Murphy, who lives in Cheshire, announced last January that he would run for U.S. Sen. Joseph Lieberman’s seat. Lieberman announced his retirement one day before Murphy announced. 

This marks the first time since 1990 that there won’t be an incumbent running in the Fifth District, which covers 41 municipalities through the northwest part of the state.

“If there is a year when the Republican can win the general election after a primary, then 2012 probably will be the year,” Caligiuri said. “There is no incumbent and the Democrats will probably have a primary since they have four candidates. But if our party leaders step up more in 2012 than they did in 2010 and the Republicans can avoid a primary, think of how much of an outstanding plus that would be going into the general election.”

Bernier, who noted that the Fifth District is considered the most Republican of the congressional districts in Connecticut, said “a primary can be beneficial if it’s done in a positive way.”

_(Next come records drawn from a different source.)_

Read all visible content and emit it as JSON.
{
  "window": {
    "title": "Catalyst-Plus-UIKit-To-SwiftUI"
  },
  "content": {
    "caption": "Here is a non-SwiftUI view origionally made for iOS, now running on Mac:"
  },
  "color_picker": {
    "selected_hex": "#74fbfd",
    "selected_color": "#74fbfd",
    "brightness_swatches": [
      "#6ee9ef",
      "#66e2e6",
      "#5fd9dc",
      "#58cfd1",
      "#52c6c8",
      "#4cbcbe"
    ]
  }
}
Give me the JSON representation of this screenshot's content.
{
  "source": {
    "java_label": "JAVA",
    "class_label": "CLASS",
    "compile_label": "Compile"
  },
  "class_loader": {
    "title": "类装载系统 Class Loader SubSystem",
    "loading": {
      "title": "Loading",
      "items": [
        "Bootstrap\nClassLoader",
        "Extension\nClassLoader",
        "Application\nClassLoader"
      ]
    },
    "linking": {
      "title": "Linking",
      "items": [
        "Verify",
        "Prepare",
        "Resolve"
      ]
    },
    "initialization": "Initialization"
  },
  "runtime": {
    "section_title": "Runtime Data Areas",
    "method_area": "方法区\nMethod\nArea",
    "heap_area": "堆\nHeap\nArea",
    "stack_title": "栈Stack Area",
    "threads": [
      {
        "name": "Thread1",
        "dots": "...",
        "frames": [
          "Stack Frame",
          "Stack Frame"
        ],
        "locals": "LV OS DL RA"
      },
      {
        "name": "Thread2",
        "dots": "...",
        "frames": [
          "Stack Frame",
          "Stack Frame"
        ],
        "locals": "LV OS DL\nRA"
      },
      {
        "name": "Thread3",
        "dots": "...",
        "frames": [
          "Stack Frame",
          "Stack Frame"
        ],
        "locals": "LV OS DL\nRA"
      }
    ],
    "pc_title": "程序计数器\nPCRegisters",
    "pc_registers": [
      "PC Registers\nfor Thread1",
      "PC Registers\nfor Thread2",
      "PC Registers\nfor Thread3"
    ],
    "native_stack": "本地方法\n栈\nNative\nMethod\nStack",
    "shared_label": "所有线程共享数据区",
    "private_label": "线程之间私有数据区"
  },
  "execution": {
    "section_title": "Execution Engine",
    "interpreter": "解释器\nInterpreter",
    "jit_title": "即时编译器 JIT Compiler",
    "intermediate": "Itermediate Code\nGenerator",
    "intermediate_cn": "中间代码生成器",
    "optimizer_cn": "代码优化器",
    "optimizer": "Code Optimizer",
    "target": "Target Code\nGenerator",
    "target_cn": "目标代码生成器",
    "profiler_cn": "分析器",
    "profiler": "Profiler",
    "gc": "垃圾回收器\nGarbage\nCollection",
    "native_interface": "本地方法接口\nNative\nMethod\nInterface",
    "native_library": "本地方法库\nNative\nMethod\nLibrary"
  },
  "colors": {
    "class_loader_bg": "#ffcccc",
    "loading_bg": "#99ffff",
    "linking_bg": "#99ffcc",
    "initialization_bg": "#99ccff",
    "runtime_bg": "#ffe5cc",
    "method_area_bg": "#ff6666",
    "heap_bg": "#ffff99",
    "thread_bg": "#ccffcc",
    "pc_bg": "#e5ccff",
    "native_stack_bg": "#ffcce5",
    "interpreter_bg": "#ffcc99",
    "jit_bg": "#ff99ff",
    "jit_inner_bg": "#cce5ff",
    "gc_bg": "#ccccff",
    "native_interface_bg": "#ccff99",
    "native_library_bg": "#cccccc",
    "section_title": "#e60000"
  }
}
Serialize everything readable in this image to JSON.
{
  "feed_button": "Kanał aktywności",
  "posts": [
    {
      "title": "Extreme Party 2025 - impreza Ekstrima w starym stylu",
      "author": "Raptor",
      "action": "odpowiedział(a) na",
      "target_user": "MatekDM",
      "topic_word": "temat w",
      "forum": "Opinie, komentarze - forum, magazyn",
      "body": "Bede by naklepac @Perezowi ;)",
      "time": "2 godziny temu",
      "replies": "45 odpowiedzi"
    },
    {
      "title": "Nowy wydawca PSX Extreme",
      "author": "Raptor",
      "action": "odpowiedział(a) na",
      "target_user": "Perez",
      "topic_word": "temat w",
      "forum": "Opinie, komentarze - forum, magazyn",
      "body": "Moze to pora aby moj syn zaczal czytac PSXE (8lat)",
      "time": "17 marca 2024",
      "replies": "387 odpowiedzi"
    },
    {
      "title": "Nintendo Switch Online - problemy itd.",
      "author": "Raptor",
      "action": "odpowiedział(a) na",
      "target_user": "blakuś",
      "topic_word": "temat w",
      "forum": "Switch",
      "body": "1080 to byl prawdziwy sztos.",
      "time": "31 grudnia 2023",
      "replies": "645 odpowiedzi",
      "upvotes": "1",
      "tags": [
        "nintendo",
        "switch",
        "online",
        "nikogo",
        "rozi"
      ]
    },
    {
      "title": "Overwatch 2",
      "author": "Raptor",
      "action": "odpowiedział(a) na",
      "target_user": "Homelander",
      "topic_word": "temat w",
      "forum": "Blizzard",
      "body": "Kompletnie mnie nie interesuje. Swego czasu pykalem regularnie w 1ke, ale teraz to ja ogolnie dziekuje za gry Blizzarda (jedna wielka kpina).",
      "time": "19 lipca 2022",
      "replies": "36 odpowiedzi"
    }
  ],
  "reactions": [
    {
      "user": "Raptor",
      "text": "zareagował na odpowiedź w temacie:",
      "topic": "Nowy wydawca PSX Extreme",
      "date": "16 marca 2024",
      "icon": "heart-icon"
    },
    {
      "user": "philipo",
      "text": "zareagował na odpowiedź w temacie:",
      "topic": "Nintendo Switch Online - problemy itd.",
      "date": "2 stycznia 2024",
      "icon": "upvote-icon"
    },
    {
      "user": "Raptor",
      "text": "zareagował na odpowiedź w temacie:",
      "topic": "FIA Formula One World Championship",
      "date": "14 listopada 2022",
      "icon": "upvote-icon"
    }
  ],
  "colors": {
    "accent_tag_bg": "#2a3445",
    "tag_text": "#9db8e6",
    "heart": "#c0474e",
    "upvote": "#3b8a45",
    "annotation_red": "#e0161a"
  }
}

He became a father seven weeks before the last primary, when his wife, Jennie, who works for the FBI, gave birth to their daughter, Renee, who is now 13 months old.

“When you hear a politician announce that they’re not going to run again because they want to spend more time with their family you should believe them,” Bernier said when asked about the strenuous campaign commitments.

He said when possible they go to events together, noting, for example, that they traveled to New Fairfield for the Independence Day parade.

Regarding issues, Bernier said as was the case when he first campaigned two years ago, many voters are talking about the weak economy.

“I hear from families every day that are considering leaving Connecticut,” he said, noting that Jeff Wright, the Republican candidate for state treasurer last year, resigned as mayor of Newington and moved to Texas because if offered more economic opportunities.

“There’s a feeling among voters that America could potentially be in decline and the politicians aren’t doing anything about it,” Bernier said.

Bernier raised more than $140,000 in the second quarter and $221,000 since entering the race in January.